Exercise aim —
Show each line from the records below in which the word "accent" occurs.

(Records drawn from a dataset)
+===+
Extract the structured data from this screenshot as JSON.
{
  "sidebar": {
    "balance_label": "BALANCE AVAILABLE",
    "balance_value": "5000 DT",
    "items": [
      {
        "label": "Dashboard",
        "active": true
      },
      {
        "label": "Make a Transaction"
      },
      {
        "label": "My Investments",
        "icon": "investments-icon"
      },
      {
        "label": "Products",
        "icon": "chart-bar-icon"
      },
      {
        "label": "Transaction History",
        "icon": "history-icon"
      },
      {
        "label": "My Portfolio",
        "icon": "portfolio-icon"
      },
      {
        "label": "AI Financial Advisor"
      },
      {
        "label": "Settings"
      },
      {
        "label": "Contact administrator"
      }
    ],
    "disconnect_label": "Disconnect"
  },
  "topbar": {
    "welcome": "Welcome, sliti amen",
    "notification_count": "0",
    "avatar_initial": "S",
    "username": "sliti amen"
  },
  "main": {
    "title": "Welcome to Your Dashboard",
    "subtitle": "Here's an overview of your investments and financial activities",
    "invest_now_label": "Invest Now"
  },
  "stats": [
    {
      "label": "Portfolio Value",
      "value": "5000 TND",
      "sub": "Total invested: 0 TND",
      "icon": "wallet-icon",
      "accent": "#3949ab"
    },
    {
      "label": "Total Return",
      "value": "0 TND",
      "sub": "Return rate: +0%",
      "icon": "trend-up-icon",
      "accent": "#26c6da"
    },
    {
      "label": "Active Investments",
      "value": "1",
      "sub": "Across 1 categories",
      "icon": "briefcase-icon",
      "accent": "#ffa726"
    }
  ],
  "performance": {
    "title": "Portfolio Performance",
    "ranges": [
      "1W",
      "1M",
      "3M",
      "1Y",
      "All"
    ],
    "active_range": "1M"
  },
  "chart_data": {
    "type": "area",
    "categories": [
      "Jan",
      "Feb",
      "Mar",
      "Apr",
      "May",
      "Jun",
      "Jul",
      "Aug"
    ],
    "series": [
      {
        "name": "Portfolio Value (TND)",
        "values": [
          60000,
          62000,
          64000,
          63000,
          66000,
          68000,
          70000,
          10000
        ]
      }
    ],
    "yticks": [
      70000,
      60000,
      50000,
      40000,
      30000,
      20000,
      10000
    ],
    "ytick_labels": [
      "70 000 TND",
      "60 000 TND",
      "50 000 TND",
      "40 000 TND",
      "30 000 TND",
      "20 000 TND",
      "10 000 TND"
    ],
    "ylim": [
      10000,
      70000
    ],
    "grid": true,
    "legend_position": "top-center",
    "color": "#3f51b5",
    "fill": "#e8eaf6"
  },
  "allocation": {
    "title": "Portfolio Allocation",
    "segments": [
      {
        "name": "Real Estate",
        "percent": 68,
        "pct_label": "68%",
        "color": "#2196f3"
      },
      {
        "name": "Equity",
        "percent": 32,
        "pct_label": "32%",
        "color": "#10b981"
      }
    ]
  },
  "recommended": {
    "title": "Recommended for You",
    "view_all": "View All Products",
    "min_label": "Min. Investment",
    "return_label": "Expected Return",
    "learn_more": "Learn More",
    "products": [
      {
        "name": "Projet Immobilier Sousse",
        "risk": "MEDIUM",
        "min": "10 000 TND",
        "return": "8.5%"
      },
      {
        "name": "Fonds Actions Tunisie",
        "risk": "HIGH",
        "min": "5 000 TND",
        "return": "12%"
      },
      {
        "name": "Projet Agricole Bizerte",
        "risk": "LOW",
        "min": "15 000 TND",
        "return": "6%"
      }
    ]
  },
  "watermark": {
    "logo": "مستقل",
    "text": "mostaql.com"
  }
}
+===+
Answer to this exercise —
      "accent": "#3949ab"
      "accent": "#26c6da"
      "accent": "#ffa726"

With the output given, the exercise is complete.